● **WHAT IS EXPECTED**:
Repeat the data that follows verbatim. Images are not part of the copy.

(Website and app data records)
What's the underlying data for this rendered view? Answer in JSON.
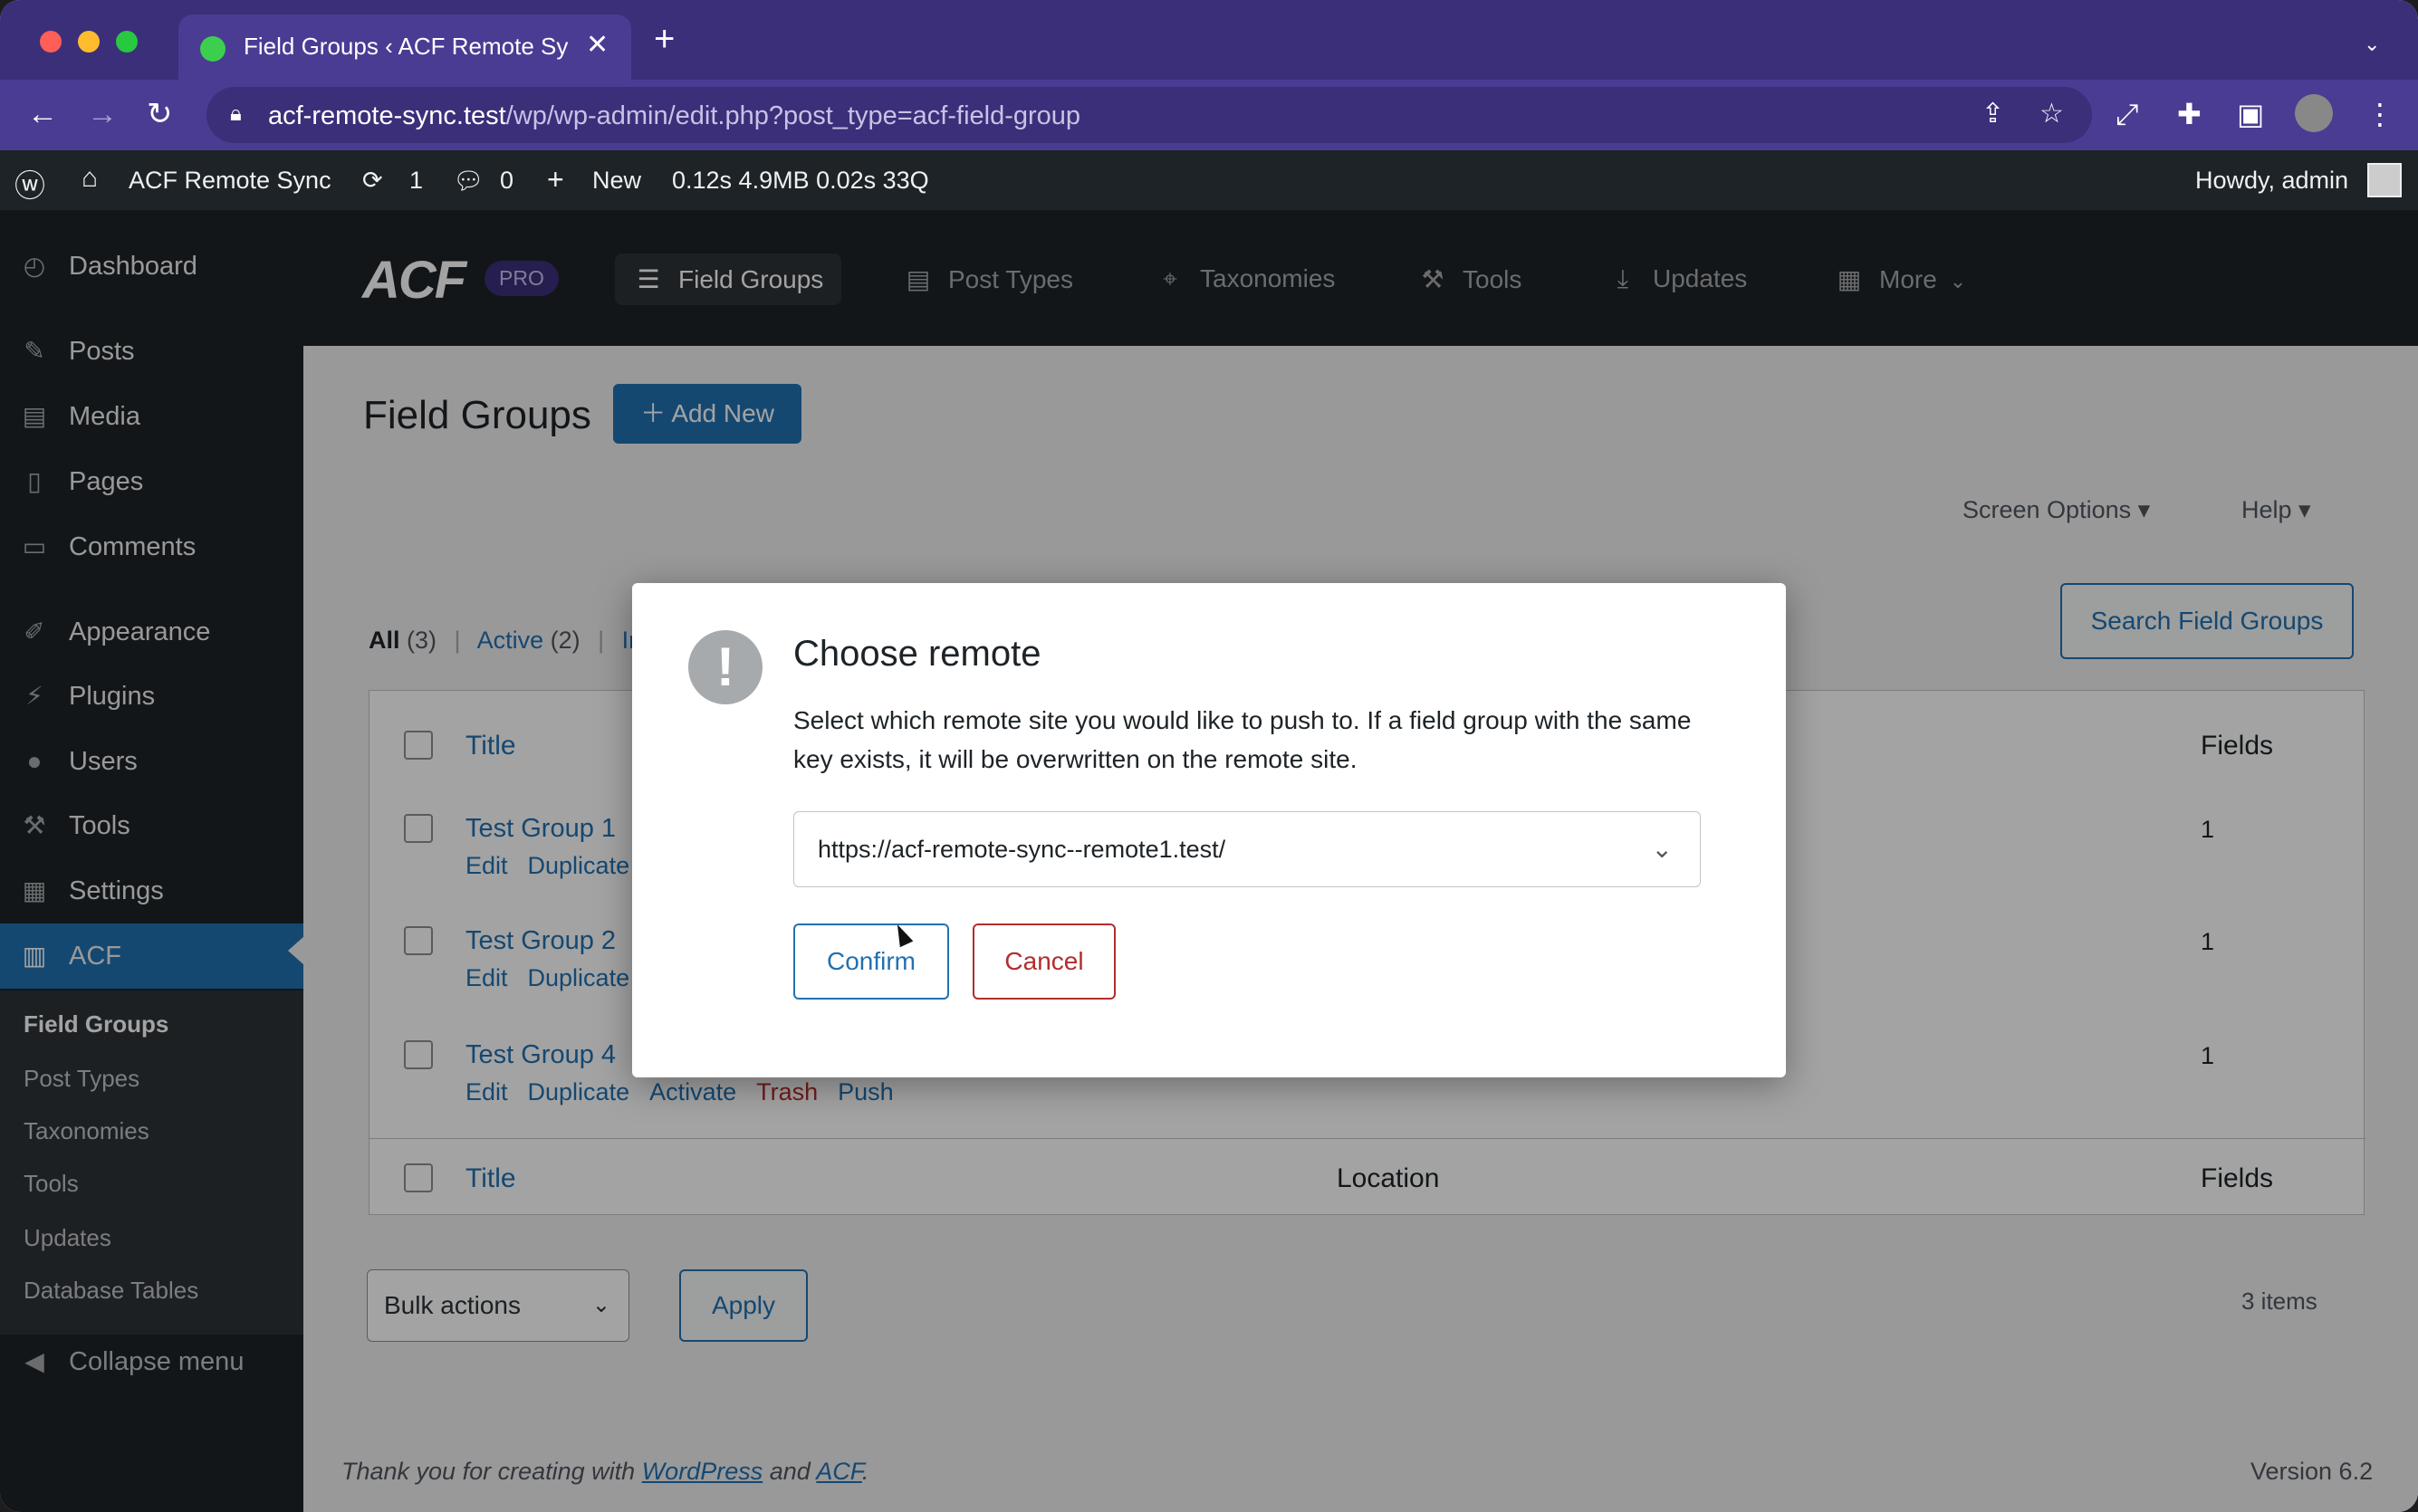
{
  "browser": {
    "tab_title": "Field Groups ‹ ACF Remote Sy",
    "url_host": "acf-remote-sync.test",
    "url_path": "/wp/wp-admin/edit.php?post_type=acf-field-group"
  },
  "adminbar": {
    "site_name": "ACF Remote Sync",
    "updates_count": "1",
    "comments_count": "0",
    "new_label": "New",
    "stats": "0.12s  4.9MB  0.02s  33Q",
    "howdy": "Howdy, admin"
  },
  "sidebar": {
    "items": [
      {
        "label": "Dashboard",
        "icon": "dashboard-icon"
      },
      {
        "label": "Posts",
        "icon": "pin-icon"
      },
      {
        "label": "Media",
        "icon": "media-icon"
      },
      {
        "label": "Pages",
        "icon": "page-icon"
      },
      {
        "label": "Comments",
        "icon": "comment-icon"
      },
      {
        "label": "Appearance",
        "icon": "brush-icon"
      },
      {
        "label": "Plugins",
        "icon": "plug-icon"
      },
      {
        "label": "Users",
        "icon": "user-icon"
      },
      {
        "label": "Tools",
        "icon": "wrench-icon"
      },
      {
        "label": "Settings",
        "icon": "settings-icon"
      },
      {
        "label": "ACF",
        "icon": "acf-icon"
      }
    ],
    "submenu": [
      "Field Groups",
      "Post Types",
      "Taxonomies",
      "Tools",
      "Updates",
      "Database Tables"
    ],
    "collapse": "Collapse menu"
  },
  "acf_header": {
    "logo": "ACF",
    "badge": "PRO",
    "nav": [
      "Field Groups",
      "Post Types",
      "Taxonomies",
      "Tools",
      "Updates",
      "More"
    ]
  },
  "page": {
    "title": "Field Groups",
    "add_new": "Add New",
    "screen_options": "Screen Options",
    "help": "Help",
    "filter_all": "All",
    "filter_all_count": "(3)",
    "filter_active": "Active",
    "filter_active_count": "(2)",
    "filter_in": "In",
    "search_button": "Search Field Groups",
    "columns": {
      "title": "Title",
      "location": "Location",
      "fields": "Fields"
    },
    "rows": [
      {
        "title": "Test Group 1",
        "actions": [
          "Edit",
          "Duplicate"
        ],
        "fields": "1"
      },
      {
        "title": "Test Group 2",
        "actions": [
          "Edit",
          "Duplicate"
        ],
        "fields": "1"
      },
      {
        "title": "Test Group 4",
        "actions": [
          "Edit",
          "Duplicate",
          "Activate",
          "Trash",
          "Push"
        ],
        "fields": "1"
      }
    ],
    "bulk_actions": "Bulk actions",
    "apply": "Apply",
    "items_count": "3 items",
    "footer_prefix": "Thank you for creating with",
    "footer_wp": "WordPress",
    "footer_and": "and",
    "footer_acf": "ACF",
    "version": "Version 6.2"
  },
  "modal": {
    "title": "Choose remote",
    "text": "Select which remote site you would like to push to. If a field group with the same key exists, it will be overwritten on the remote site.",
    "selected_remote": "https://acf-remote-sync--remote1.test/",
    "confirm": "Confirm",
    "cancel": "Cancel"
  }
}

● **WRITTEN RESPONSE**:
What's the underlying data for this rendered view? Answer in JSON.
{
  "browser": {
    "tab_title": "Field Groups ‹ ACF Remote Sy",
    "url_host": "acf-remote-sync.test",
    "url_path": "/wp/wp-admin/edit.php?post_type=acf-field-group"
  },
  "adminbar": {
    "site_name": "ACF Remote Sync",
    "updates_count": "1",
    "comments_count": "0",
    "new_label": "New",
    "stats": "0.12s  4.9MB  0.02s  33Q",
    "howdy": "Howdy, admin"
  },
  "sidebar": {
    "items": [
      {
        "label": "Dashboard",
        "icon": "dashboard-icon"
      },
      {
        "label": "Posts",
        "icon": "pin-icon"
      },
      {
        "label": "Media",
        "icon": "media-icon"
      },
      {
        "label": "Pages",
        "icon": "page-icon"
      },
      {
        "label": "Comments",
        "icon": "comment-icon"
      },
      {
        "label": "Appearance",
        "icon": "brush-icon"
      },
      {
        "label": "Plugins",
        "icon": "plug-icon"
      },
      {
        "label": "Users",
        "icon": "user-icon"
      },
      {
        "label": "Tools",
        "icon": "wrench-icon"
      },
      {
        "label": "Settings",
        "icon": "settings-icon"
      },
      {
        "label": "ACF",
        "icon": "acf-icon"
      }
    ],
    "submenu": [
      "Field Groups",
      "Post Types",
      "Taxonomies",
      "Tools",
      "Updates",
      "Database Tables"
    ],
    "collapse": "Collapse menu"
  },
  "acf_header": {
    "logo": "ACF",
    "badge": "PRO",
    "nav": [
      "Field Groups",
      "Post Types",
      "Taxonomies",
      "Tools",
      "Updates",
      "More"
    ]
  },
  "page": {
    "title": "Field Groups",
    "add_new": "Add New",
    "screen_options": "Screen Options",
    "help": "Help",
    "filter_all": "All",
    "filter_all_count": "(3)",
    "filter_active": "Active",
    "filter_active_count": "(2)",
    "filter_in": "In",
    "search_button": "Search Field Groups",
    "columns": {
      "title": "Title",
      "location": "Location",
      "fields": "Fields"
    },
    "rows": [
      {
        "title": "Test Group 1",
        "actions": [
          "Edit",
          "Duplicate"
        ],
        "fields": "1"
      },
      {
        "title": "Test Group 2",
        "actions": [
          "Edit",
          "Duplicate"
        ],
        "fields": "1"
      },
      {
        "title": "Test Group 4",
        "actions": [
          "Edit",
          "Duplicate",
          "Activate",
          "Trash",
          "Push"
        ],
        "fields": "1"
      }
    ],
    "bulk_actions": "Bulk actions",
    "apply": "Apply",
    "items_count": "3 items",
    "footer_prefix": "Thank you for creating with",
    "footer_wp": "WordPress",
    "footer_and": "and",
    "footer_acf": "ACF",
    "version": "Version 6.2"
  },
  "modal": {
    "title": "Choose remote",
    "text": "Select which remote site you would like to push to. If a field group with the same key exists, it will be overwritten on the remote site.",
    "selected_remote": "https://acf-remote-sync--remote1.test/",
    "confirm": "Confirm",
    "cancel": "Cancel"
  }
}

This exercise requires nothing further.